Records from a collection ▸
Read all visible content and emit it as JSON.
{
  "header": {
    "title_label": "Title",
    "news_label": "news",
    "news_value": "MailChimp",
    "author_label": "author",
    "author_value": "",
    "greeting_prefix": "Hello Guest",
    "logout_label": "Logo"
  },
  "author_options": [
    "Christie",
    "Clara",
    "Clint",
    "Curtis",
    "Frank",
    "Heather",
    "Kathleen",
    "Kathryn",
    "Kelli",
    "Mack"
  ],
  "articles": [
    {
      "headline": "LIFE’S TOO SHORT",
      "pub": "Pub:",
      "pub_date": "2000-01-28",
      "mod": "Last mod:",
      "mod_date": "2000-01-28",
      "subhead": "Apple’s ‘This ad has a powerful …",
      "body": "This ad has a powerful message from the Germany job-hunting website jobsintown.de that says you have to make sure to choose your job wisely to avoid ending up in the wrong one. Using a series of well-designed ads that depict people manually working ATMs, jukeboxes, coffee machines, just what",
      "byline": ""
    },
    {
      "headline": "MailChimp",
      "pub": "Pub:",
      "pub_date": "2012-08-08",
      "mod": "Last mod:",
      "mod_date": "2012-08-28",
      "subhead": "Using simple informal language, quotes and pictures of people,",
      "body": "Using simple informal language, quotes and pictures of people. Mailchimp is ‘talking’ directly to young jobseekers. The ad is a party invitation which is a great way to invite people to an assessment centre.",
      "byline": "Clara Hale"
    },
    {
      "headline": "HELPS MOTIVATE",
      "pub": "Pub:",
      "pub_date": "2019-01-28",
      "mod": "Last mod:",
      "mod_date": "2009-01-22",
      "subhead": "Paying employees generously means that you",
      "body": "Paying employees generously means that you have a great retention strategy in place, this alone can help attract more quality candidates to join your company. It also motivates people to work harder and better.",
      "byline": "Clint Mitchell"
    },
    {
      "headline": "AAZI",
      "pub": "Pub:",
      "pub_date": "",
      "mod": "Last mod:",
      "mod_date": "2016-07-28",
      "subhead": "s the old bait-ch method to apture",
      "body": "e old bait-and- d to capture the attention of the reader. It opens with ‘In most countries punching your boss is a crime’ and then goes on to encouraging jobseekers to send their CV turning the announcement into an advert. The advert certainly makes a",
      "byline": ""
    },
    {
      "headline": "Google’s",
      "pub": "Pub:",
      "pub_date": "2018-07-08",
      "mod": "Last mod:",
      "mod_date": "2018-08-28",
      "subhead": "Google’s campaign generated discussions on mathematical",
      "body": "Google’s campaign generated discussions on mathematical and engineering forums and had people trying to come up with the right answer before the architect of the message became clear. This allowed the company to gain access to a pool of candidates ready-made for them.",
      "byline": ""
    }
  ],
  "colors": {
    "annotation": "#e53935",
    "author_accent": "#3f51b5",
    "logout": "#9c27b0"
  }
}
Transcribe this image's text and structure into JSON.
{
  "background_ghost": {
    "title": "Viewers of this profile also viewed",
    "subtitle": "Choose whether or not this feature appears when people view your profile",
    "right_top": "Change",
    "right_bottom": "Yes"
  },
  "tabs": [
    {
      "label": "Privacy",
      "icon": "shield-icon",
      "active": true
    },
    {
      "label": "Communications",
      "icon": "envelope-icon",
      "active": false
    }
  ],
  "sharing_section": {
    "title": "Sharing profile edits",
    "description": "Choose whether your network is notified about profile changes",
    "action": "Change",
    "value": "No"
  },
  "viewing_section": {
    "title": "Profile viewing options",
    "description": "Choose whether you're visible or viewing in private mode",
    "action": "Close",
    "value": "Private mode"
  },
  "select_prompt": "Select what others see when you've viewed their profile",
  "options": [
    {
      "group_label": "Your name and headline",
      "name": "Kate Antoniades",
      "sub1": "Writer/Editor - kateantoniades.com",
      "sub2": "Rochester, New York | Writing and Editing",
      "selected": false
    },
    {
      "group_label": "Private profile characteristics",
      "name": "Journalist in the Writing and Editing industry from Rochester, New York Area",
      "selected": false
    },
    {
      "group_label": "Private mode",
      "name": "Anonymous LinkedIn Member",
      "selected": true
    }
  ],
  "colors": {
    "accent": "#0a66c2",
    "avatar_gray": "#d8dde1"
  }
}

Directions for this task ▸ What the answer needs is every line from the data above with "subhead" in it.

Answer space ▸
      "subhead": "Apple’s ‘This ad has a powerful …",
      "subhead": "Using simple informal language, quotes and pictures of people,",
      "subhead": "Paying employees generously means that you",
      "subhead": "s the old bait-ch method to apture",
      "subhead": "Google’s campaign generated discussions on mathematical",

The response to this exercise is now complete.